– abolish Akayev’s regime and fight corruption. The regime fell, but the battle

against corruption I lost” (Kabar, September 20). Beknazarov said he would join the


Following the 60th session of the UN General Assembly, Acting Kyrgyz Foreign

Minister Roza Otunbayeva noted that almost all of the delegations had acknowledged

Kyrgyzstan’s efforts to abide by international laws in solving the Andijan refugee

crisis. Also, “At the meeting with European Commissioner for Foreign Affairs Benita

Ferrero-Waldner we discussed issues of bilateral cooperation, gas supply, and

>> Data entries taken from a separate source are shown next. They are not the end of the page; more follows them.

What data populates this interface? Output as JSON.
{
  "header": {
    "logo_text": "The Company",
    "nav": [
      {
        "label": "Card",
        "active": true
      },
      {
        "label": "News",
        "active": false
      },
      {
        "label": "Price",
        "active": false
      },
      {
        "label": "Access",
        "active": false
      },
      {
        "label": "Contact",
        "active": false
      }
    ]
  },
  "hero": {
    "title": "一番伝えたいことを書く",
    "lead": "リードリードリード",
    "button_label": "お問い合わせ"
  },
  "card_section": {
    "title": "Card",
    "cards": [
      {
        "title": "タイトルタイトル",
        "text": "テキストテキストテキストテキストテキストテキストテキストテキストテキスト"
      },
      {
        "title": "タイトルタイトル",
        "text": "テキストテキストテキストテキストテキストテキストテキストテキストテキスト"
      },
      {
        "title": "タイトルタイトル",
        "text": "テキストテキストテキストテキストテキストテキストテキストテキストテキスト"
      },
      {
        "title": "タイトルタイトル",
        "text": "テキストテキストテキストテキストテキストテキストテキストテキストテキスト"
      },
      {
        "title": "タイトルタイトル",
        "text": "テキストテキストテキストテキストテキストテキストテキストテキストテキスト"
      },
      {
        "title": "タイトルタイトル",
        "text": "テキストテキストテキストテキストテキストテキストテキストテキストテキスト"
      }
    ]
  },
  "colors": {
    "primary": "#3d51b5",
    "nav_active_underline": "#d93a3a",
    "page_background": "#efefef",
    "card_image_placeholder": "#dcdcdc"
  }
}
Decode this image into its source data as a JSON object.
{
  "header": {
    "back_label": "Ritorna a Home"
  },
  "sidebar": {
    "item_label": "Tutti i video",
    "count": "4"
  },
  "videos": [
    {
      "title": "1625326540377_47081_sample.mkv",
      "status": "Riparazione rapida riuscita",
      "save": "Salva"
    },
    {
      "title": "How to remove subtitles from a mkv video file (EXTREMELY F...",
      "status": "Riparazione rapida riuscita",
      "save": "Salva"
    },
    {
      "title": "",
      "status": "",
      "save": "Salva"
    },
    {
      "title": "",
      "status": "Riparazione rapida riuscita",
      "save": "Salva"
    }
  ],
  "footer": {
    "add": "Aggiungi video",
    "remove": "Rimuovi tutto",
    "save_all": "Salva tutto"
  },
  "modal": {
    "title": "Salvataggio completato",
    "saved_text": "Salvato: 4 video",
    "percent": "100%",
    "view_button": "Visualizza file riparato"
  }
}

provision of heating this year” (Akipress, September 19).

There are three Kyrgyz citizens among the 15 individuals arrested for the Andijan

uprising. Their trial begins today, September 20, in Tashkent. Tolekan Ismailova,

leader of the Kyrgyz human rights NGO Civil Society against Corruption, has

condemned the detention of the Kyrgyz citizens. Along with other activists,

Ismailova has also reported increased activity by the Uzbek Special Services in

southern Kyrgyzstan, and she thinks the Kyrgyz government should prevent Uzbekistan

from operating on its territory (Fergana..ru, September 19).

Hundreds of Uzbek refugees who fled during the Andijan massacre still reside

throughout southern Kyrgyzstan. Many were not able or refused to officially register

at the refugee camps in Jalalabad. Most of the refugees live with their relatives

without legal registration by Kyrgyz immigration officials. They try to remain

inconspicuous, because the Uzbek government is persecuting family members of the 439

refugees deported in late July to Romania (Vecherny Bishkek, September 19; Radio

Azattyk, September 10). The Kyrgyz Ministry of Foreign Affairs is investigating the

issue of illegal immigrants to formulate a solution to confer some type of legal

status. But local residents are generally negative towards the Uzbek citizens in

their cities, comparing them to religious extremists.

The Kyrgyz newspaper Obshchestvenny reiting (September 15) has questioned

Kyrgyzstan’s ability to accommodate more Uzbek refugees from future crises. The

newspaper comments that Kyrgyzstan is doomed to be a victim of Tashkent’s inhumane

politics towards its own citizens: “The Andijan crisis brought us a murky

perspective – the [Uzbek] central government’s showdown with religious groups will

turn into Kyrgyzstan’s refugee headache. The international community will not be

able to endlessly accommodate Uzbeks around the world.”